Homeland's changed a lot over the seasons, but after all these years I'm in it 'til the end at this point. Ever since Brody's death the show has basically revamped itself each year, telling self-contained seasonal arcs, but this time it looks like a continuation of last year's President Keane storyline. The show plots its stories with real world parallels but was caught flat-footed (as we all were) when Elizabeth Marvel's Keane, who started out as an obvious good but hated Hillary-type figure had to be morphed into a paranoid wannabe dictator who might actually be some sort of spy? Yeah, it was contrived, but give 'em a break, they were not expecting to get saddled with Trump. So now here we are and the show is going for what looks like a government conspiracy from the inside with Saul pulled into the mix and Carrie on the outside worming her way in. The seventh season premiere is this Sunday night at 9pm on Showtime.
Yay! A full trailer for the new season of Jessica Jones, which is returning after two and a half years off the air. I guess we saw her in The Defenders, but her own show was far superior and I'm excited it's finally coming back. The season drops on March 7th. As a doomed Luke/Jessica shipper though, I just wish Mike Colter's Luke Cage could be in it. Sniff.
Yay! This CW show remains one of my faves, and is finally coming back for its fourth season soon. After last year's premise altering finale, the show takes place in an essentially new universe this season, where zombies have come out of the shadows and taken over the city. It annoys me that Ravi (Rahul Kohli) looks like he's become a zombie now (we need SOME remaining humans on the show), but I can't wait until this one starts again.
The Handmaid's Tale whiffed tonight, with Claire Foy taking it from Elisabeth Moss (damn! should have stuck with my first instinct on that one) and NBC's This is Us taking ensemble. I also should have considered that they might move over to Veep on the comedy side, given that that show hadn't won here yet. What was I thinking? Nice to see a couple of surprises at least, in the TV categories.
- MALE ACTOR IN A COMEDY SERIES: William H. Macy, Shameless
- FEMALE ACTOR IN A COMEDY SERIES: Julia Louis-Dreyfus, Veep
- ENSEMBLE IN A COMEDY SERIES: Veep

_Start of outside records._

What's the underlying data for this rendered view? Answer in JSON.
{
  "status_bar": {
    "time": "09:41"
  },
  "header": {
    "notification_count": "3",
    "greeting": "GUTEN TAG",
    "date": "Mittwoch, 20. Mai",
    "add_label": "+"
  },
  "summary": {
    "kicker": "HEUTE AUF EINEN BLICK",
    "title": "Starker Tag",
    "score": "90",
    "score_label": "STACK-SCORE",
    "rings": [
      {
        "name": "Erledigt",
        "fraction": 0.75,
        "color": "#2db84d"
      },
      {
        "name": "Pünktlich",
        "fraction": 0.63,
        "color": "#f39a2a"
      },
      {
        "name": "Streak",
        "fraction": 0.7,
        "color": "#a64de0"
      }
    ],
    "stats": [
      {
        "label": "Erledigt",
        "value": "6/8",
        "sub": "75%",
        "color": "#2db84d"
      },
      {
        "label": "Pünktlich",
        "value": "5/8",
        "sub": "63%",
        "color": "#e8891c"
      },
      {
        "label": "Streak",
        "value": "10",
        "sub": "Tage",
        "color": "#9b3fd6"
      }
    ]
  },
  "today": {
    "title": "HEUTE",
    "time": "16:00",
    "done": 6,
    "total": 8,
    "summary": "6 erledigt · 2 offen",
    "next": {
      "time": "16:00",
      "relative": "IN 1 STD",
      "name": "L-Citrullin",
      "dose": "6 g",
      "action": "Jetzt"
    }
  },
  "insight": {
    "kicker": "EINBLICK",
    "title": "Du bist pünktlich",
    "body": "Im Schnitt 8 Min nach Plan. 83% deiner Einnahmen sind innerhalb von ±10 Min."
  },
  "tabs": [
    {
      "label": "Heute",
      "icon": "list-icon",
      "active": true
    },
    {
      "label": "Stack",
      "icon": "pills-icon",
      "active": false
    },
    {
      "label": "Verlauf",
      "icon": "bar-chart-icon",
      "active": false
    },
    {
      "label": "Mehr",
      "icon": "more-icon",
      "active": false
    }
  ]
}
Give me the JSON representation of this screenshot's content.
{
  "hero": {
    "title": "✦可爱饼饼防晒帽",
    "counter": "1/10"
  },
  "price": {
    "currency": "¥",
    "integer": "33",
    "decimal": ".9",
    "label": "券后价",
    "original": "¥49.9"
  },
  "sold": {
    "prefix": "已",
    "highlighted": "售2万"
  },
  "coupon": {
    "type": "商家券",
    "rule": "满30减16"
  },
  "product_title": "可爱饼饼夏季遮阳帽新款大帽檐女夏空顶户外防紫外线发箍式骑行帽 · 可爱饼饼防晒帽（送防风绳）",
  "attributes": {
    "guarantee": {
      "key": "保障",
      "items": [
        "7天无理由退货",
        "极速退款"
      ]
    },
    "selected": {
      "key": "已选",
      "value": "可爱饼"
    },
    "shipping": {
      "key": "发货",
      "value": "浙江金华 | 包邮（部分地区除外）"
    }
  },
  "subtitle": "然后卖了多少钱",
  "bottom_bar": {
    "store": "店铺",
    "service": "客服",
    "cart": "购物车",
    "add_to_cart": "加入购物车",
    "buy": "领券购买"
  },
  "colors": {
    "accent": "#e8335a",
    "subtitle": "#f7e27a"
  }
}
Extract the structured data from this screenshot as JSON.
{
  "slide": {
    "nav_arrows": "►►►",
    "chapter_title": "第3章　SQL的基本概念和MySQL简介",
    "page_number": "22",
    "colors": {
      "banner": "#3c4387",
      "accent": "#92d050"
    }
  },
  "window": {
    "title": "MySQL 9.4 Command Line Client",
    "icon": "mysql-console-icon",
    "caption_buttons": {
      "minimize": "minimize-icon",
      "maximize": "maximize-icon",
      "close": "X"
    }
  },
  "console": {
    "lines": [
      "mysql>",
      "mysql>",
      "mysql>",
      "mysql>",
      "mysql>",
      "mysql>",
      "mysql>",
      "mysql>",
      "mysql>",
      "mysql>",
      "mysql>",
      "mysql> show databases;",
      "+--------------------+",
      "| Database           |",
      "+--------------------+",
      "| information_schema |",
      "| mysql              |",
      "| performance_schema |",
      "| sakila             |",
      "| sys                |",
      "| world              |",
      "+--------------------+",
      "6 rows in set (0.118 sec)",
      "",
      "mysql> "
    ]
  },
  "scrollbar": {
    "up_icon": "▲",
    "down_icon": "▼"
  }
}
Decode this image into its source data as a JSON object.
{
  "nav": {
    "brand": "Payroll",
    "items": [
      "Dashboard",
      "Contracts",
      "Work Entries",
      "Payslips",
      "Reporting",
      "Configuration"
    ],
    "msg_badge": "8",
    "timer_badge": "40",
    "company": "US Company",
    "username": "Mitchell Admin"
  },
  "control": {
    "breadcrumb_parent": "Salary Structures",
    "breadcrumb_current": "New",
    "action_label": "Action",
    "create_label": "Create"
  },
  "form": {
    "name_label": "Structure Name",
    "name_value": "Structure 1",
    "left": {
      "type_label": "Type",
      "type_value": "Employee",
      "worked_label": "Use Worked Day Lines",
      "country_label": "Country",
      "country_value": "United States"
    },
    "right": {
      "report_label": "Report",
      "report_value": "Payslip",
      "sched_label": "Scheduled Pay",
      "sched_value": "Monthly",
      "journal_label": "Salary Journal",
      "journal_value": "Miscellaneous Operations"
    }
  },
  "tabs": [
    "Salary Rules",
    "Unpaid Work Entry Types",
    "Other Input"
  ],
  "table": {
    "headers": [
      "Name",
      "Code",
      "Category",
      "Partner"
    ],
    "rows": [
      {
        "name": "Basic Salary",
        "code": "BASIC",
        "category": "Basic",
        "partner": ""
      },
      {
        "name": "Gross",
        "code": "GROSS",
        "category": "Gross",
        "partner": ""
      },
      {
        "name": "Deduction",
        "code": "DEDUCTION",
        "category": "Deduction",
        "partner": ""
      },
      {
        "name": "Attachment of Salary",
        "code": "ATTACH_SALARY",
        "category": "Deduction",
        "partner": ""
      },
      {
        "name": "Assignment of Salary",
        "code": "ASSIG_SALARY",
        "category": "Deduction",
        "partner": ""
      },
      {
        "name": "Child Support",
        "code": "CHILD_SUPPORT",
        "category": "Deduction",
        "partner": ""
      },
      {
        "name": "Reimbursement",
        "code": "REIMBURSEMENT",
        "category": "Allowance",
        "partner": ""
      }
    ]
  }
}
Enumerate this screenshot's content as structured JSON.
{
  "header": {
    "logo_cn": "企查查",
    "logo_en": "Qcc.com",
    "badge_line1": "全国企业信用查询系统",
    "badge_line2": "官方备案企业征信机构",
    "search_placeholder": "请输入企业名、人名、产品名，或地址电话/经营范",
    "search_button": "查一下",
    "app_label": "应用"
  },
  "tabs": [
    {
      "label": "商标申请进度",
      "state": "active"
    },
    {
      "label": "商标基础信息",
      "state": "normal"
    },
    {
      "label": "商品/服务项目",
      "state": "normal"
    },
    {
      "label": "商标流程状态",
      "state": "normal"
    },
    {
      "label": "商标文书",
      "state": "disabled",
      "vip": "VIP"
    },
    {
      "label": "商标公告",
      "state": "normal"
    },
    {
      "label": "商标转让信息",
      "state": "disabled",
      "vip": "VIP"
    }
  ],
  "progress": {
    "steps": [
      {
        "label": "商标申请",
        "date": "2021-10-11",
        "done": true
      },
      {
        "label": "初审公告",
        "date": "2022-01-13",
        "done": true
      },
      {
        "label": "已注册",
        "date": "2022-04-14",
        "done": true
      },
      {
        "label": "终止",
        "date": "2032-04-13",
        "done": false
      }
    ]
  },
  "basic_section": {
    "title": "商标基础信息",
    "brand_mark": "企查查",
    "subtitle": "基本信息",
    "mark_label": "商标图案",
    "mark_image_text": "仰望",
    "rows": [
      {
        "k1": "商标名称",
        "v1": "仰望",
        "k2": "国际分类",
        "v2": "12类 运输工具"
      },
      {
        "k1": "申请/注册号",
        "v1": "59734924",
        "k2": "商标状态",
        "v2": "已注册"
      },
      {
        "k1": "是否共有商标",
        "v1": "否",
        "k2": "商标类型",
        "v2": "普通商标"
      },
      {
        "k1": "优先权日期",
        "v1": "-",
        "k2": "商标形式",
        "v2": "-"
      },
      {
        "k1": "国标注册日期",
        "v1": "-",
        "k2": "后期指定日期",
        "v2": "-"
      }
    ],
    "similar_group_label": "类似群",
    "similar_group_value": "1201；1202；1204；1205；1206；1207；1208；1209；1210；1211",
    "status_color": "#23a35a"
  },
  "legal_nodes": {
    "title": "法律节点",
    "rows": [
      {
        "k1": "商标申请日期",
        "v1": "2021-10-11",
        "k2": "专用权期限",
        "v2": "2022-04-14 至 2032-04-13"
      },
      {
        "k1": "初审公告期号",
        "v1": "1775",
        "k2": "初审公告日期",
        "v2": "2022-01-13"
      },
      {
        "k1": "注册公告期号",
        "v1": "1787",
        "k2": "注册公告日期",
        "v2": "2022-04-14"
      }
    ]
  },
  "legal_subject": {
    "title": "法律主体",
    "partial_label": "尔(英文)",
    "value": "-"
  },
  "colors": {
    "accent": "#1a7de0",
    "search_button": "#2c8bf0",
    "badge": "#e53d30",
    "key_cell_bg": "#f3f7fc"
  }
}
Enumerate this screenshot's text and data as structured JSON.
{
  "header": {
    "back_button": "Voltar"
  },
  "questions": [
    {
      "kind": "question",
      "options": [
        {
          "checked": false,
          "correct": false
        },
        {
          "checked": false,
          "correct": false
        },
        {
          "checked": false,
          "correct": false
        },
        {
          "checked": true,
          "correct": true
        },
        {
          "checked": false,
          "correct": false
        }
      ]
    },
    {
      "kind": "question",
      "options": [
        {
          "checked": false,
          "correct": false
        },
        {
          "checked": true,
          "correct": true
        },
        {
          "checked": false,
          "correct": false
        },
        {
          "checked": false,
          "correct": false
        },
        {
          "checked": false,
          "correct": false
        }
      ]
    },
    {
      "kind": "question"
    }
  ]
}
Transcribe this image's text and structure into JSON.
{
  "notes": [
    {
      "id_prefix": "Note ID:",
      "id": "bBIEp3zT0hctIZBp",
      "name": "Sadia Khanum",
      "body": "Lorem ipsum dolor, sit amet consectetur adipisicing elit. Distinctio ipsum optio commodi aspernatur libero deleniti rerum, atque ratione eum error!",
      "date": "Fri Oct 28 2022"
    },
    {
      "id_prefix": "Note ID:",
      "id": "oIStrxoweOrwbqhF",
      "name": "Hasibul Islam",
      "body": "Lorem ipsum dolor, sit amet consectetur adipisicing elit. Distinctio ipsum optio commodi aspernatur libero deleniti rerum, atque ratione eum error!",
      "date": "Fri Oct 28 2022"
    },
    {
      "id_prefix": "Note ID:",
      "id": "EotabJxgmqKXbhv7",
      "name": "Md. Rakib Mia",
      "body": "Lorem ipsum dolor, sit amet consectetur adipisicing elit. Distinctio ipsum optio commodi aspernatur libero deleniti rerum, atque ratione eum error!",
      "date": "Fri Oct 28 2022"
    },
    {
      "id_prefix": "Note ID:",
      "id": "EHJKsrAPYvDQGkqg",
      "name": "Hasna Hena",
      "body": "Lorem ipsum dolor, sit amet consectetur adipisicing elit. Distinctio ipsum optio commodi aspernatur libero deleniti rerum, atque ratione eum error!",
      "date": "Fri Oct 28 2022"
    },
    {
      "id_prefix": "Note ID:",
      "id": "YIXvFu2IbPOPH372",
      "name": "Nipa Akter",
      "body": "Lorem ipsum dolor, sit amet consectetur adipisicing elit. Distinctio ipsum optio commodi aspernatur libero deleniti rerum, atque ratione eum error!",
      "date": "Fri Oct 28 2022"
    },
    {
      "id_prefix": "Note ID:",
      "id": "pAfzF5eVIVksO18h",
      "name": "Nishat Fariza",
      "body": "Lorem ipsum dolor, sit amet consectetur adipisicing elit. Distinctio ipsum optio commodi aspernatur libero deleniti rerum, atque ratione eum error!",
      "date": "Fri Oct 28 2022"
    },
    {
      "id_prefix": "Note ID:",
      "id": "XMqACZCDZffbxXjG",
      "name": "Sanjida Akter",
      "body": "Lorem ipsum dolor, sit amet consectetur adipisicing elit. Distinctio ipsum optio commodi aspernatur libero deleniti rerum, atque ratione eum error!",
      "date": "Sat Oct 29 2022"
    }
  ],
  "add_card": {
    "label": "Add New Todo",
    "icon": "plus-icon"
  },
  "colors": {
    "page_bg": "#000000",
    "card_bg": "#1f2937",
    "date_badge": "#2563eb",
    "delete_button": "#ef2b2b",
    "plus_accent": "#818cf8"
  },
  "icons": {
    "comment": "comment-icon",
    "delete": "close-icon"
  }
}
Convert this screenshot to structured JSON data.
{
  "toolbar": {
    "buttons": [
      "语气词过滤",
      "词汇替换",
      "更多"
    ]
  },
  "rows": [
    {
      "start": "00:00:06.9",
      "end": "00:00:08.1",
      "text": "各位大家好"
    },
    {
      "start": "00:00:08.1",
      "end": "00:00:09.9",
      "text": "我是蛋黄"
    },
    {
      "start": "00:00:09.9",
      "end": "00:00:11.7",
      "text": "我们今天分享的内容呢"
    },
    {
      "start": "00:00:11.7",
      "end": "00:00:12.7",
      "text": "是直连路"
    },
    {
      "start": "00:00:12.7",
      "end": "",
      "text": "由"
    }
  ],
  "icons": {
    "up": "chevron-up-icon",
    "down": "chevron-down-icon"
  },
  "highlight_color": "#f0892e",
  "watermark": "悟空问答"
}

- MALE ACTOR IN A DRAMA SERIES: Sterling K. Brown, This is Us
- FEMALE ACTOR IN A DRAMA SERIES: Claire Foy, The Crown
- ENSEMBLE IN A DRAMA SERIES: This is Us
- MALE ACTOR IN A MINISERIES/TV MOVIE: Alexander Skarsgard, Big Little Lies
- FEMALE ACTOR IN A MINISERIES/TV MOVIE: Nicole Kidman, Big Little Lies